That season was like most before and since. My auntie and the other farmers planted on small plots with the seed they had saved up from the previous harvest. They couldn’t afford the good seed or fertilizer, couldn’t pay for labor to weed – and at the end of the season, they didn’t need to hire extra labor because the harvest was paltry. We paid my school fees in bits throughout the semester and I was sent home more than once when we couldn’t keep up with the payments. But I was lucky. I made it through secondary school, worked for a few years as a basic school teacher, saved up money, and went to university.
Fast forward eight years, I was working at Barclays Bank and an opportunity came up to lead a new lending unit focused on agriculture.

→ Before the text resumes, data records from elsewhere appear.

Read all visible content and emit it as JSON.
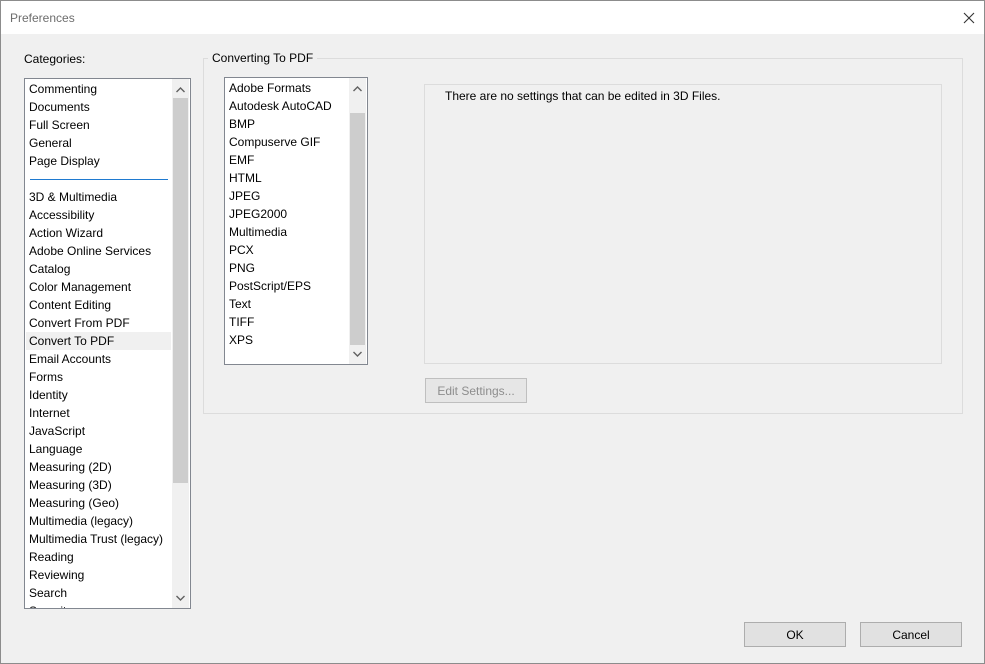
{
  "window": {
    "title": "Preferences"
  },
  "categories": {
    "label": "Categories:",
    "top_items": [
      "Commenting",
      "Documents",
      "Full Screen",
      "General",
      "Page Display"
    ],
    "items": [
      "3D & Multimedia",
      "Accessibility",
      "Action Wizard",
      "Adobe Online Services",
      "Catalog",
      "Color Management",
      "Content Editing",
      "Convert From PDF",
      "Convert To PDF",
      "Email Accounts",
      "Forms",
      "Identity",
      "Internet",
      "JavaScript",
      "Language",
      "Measuring (2D)",
      "Measuring (3D)",
      "Measuring (Geo)",
      "Multimedia (legacy)",
      "Multimedia Trust (legacy)",
      "Reading",
      "Reviewing",
      "Search",
      "Security"
    ],
    "selected": "Convert To PDF"
  },
  "converting": {
    "group_label": "Converting To PDF",
    "formats": [
      "Adobe Formats",
      "Autodesk AutoCAD",
      "BMP",
      "Compuserve GIF",
      "EMF",
      "HTML",
      "JPEG",
      "JPEG2000",
      "Multimedia",
      "PCX",
      "PNG",
      "PostScript/EPS",
      "Text",
      "TIFF",
      "XPS"
    ],
    "settings_message": "There are no settings that can be edited in 3D Files.",
    "edit_settings_label": "Edit Settings..."
  },
  "footer": {
    "ok_label": "OK",
    "cancel_label": "Cancel"
  }
}
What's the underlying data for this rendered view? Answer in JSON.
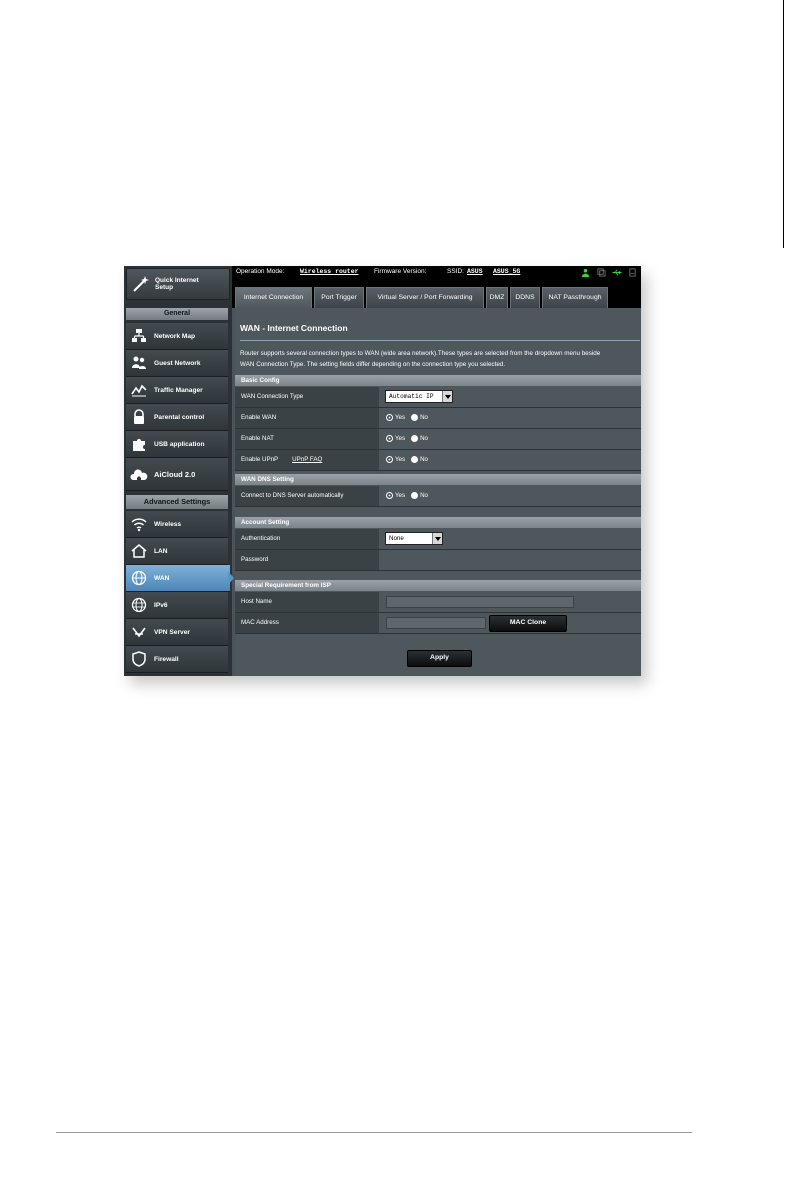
{
  "sidebar": {
    "quick_setup_label": "Quick Internet Setup",
    "general_header": "General",
    "general_items": [
      {
        "label": "Network Map",
        "icon": "network-map-icon"
      },
      {
        "label": "Guest Network",
        "icon": "guest-network-icon"
      },
      {
        "label": "Traffic Manager",
        "icon": "traffic-manager-icon"
      },
      {
        "label": "Parental control",
        "icon": "lock-icon"
      },
      {
        "label": "USB application",
        "icon": "puzzle-icon"
      },
      {
        "label": "AiCloud 2.0",
        "icon": "cloud-house-icon"
      }
    ],
    "advanced_header": "Advanced Settings",
    "advanced_items": [
      {
        "label": "Wireless",
        "icon": "wifi-icon"
      },
      {
        "label": "LAN",
        "icon": "house-icon"
      },
      {
        "label": "WAN",
        "icon": "globe-icon",
        "active": true
      },
      {
        "label": "IPv6",
        "icon": "ipv6-globe-icon"
      },
      {
        "label": "VPN Server",
        "icon": "vpn-icon"
      },
      {
        "label": "Firewall",
        "icon": "shield-icon"
      }
    ]
  },
  "topbar": {
    "op_mode_label": "Operation Mode:",
    "op_mode_value": "Wireless router",
    "firmware_label": "Firmware Version:",
    "ssid_label": "SSID:",
    "ssid_1": "ASUS",
    "ssid_2": "ASUS_5G"
  },
  "tabs": [
    {
      "label": "Internet Connection",
      "active": true
    },
    {
      "label": "Port Trigger"
    },
    {
      "label": "Virtual Server / Port Forwarding"
    },
    {
      "label": "DMZ"
    },
    {
      "label": "DDNS"
    },
    {
      "label": "NAT Passthrough"
    }
  ],
  "page": {
    "title": "WAN - Internet Connection",
    "description_line1": "Router supports several connection types to WAN (wide area network).These types are selected from the dropdown menu beside",
    "description_line2": "WAN Connection Type. The setting fields differ depending on the connection type you selected."
  },
  "sections": {
    "basic_config": {
      "header": "Basic Config",
      "wan_connection_type_label": "WAN Connection Type",
      "wan_connection_type_value": "Automatic IP",
      "enable_wan_label": "Enable WAN",
      "enable_nat_label": "Enable NAT",
      "enable_upnp_label": "Enable UPnP",
      "upnp_faq_link": "UPnP FAQ"
    },
    "wan_dns": {
      "header": "WAN DNS Setting",
      "connect_dns_label": "Connect to DNS Server automatically"
    },
    "account": {
      "header": "Account Setting",
      "authentication_label": "Authentication",
      "authentication_value": "None",
      "password_label": "Password"
    },
    "isp": {
      "header": "Special Requirement from ISP",
      "host_name_label": "Host Name",
      "host_name_value": "",
      "mac_address_label": "MAC Address",
      "mac_address_value": "",
      "mac_clone_button": "MAC Clone"
    }
  },
  "radio_labels": {
    "yes": "Yes",
    "no": "No"
  },
  "radio_values": {
    "enable_wan": "yes",
    "enable_nat": "yes",
    "enable_upnp": "yes",
    "connect_dns": "yes"
  },
  "apply_button": "Apply",
  "colors": {
    "active_nav": "#5b93c2",
    "panel_bg": "#4d575c",
    "status_green": "#3fcf3f"
  }
}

I took the job hoping I could help more farmers like my auntie and agricultural SMEs get loans. We were able to accomplish a lot. Our unit grew from just me to six people in three years. We broke down silos between origination and credit risk through a joint team training on underwriting and managing agri-loans. As the portfolio grew, senior management got excited and we also received accolades in the media. USAID even gave us an award for Agri-Lender of the Year in Ghana!

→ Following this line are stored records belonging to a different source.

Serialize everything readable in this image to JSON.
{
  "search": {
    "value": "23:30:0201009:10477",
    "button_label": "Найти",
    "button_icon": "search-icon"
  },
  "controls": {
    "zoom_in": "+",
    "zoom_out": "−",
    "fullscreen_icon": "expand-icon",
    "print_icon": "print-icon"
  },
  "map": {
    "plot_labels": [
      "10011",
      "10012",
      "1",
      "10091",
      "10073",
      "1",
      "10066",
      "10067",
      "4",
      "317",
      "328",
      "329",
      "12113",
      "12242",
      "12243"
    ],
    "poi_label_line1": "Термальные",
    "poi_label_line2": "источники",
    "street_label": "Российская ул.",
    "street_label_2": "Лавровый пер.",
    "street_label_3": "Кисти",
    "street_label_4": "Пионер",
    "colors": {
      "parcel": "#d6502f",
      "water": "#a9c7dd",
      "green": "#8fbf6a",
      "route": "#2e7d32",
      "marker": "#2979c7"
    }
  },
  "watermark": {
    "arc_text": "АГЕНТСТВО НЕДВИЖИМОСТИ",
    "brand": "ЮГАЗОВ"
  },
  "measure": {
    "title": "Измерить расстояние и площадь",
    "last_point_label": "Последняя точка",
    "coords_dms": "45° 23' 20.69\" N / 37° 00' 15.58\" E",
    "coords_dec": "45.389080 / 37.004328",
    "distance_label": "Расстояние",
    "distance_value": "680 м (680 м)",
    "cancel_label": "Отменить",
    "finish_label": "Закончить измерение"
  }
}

But we also came up against the barriers that have persistently stifled lending to my auntie and so many others. My colleagues on the credit risk team didn’t fully understand seasonality in farming and how timing makes all the difference in agriculture. Many times, we couldn’t get loans approved before planting season and farmers lost interest. We also had conservative policies. We required collateral valued at 120% of the loan amount but then we discounted the value of the collateral presented to us by 30-50% – so a business looking for a $100k loan needed to have collateral of $200k or more!

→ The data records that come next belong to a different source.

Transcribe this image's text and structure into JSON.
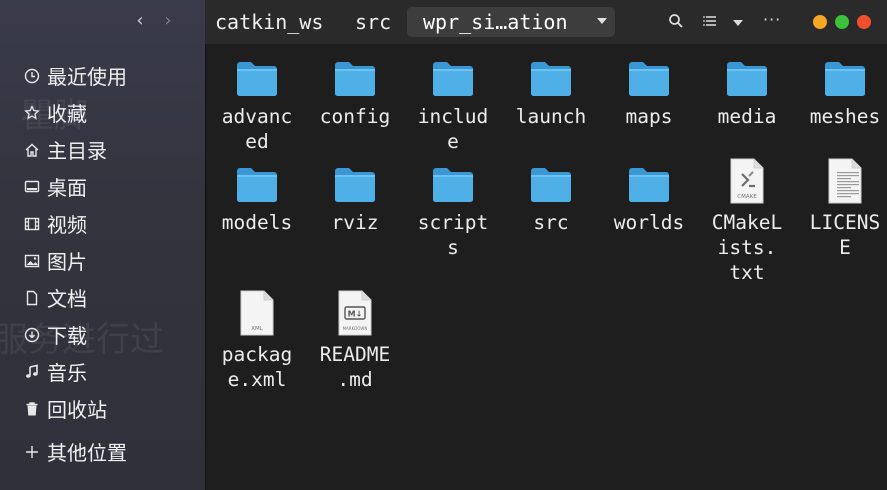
{
  "sidebar": {
    "nav": {
      "back_icon": "chevron-left-icon",
      "forward_icon": "chevron-right-icon"
    },
    "background_text": [
      "瞿脚",
      "服务进行过"
    ],
    "items": [
      {
        "label": "最近使用",
        "icon": "clock-icon"
      },
      {
        "label": "收藏",
        "icon": "star-icon"
      },
      {
        "label": "主目录",
        "icon": "home-icon"
      },
      {
        "label": "桌面",
        "icon": "desktop-icon"
      },
      {
        "label": "视频",
        "icon": "film-icon"
      },
      {
        "label": "图片",
        "icon": "image-icon"
      },
      {
        "label": "文档",
        "icon": "document-icon"
      },
      {
        "label": "下载",
        "icon": "download-icon"
      },
      {
        "label": "音乐",
        "icon": "music-icon"
      },
      {
        "label": "回收站",
        "icon": "trash-icon"
      }
    ],
    "other_locations": {
      "label": "其他位置",
      "icon": "plus-icon"
    }
  },
  "header": {
    "breadcrumbs": [
      "catkin_ws",
      "src"
    ],
    "current": "wpr_si…ation",
    "search_icon": "search-icon",
    "view_icon": "list-view-icon",
    "menu_icon": "more-icon",
    "window_buttons": {
      "minimize": "#f5a623",
      "maximize": "#3cc13b",
      "close": "#f1502f"
    }
  },
  "files": [
    {
      "name": "advanced",
      "display": "advanc\ned",
      "type": "folder"
    },
    {
      "name": "config",
      "display": "config",
      "type": "folder"
    },
    {
      "name": "include",
      "display": "includ\ne",
      "type": "folder"
    },
    {
      "name": "launch",
      "display": "launch",
      "type": "folder"
    },
    {
      "name": "maps",
      "display": "maps",
      "type": "folder"
    },
    {
      "name": "media",
      "display": "media",
      "type": "folder"
    },
    {
      "name": "meshes",
      "display": "meshes",
      "type": "folder"
    },
    {
      "name": "models",
      "display": "models",
      "type": "folder"
    },
    {
      "name": "rviz",
      "display": "rviz",
      "type": "folder"
    },
    {
      "name": "scripts",
      "display": "script\ns",
      "type": "folder"
    },
    {
      "name": "src",
      "display": "src",
      "type": "folder"
    },
    {
      "name": "worlds",
      "display": "worlds",
      "type": "folder"
    },
    {
      "name": "CMakeLists.txt",
      "display": "CMakeL\nists.\ntxt",
      "type": "cmake",
      "badge": "CMAKE"
    },
    {
      "name": "LICENSE",
      "display": "LICENS\nE",
      "type": "text"
    },
    {
      "name": "package.xml",
      "display": "packag\ne.xml",
      "type": "xml",
      "badge": "XML",
      "glyph": "</>"
    },
    {
      "name": "README.md",
      "display": "README\n.md",
      "type": "markdown",
      "badge": "MARKDOWN",
      "glyph": "M↓"
    }
  ],
  "colors": {
    "folder_front": "#4fb0e8",
    "folder_back": "#3a97d4",
    "accent": "#4fb0e8"
  }
}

These internal policies at the bank were so frustrating, but over time I began to understand where they came from. To begin with, banks are naturally risk averse. Lending in agriculture is risky, takes a lot of work, and bankers have to get their nice shoes and suits dirty visiting clients. In Ghana (and most African countries) banks can earn a nice profit by collecting deposits, lending to the government, and getting fat on the interest spread.
Some economists call this the “lazy bank” model. But that’s only part of the story. Around the time my auntie was waiting for her loan that was never approved, international banking standards were changing under the first of the Basel Accords. By the time I was trying to make agri-loans for Barclays, Basel III had taken effect. Basel III was designed to prevent the kind of daredevil lending that led to the collapse of Lehman Brothers and the 2007-08 financial crisis.
The result of Basel III and the International Financial Reporting Standard 9 designed during the same period was more stringent requirements on banks. When I joined Aceli a couple of years ago, I wanted to understand better how these international standards affected Central Bank policies in Africa, and how those policies influenced commercial bank practices. Did banks really need to have such conservative collateral requirements, or were we just being lazy? Read Aceli’s new Learning Brief to find out what I learned.
Auntie Minawo Ate Ahiaku, I promised you that I’ll get to the bottom of this.
Andrew Ahiaku is the Head of Financial Sector for Aceli Africa, leading engagement with commercial banks to increase their lending to agricultural SMEs and supervising capacity building for both SMEs and lenders.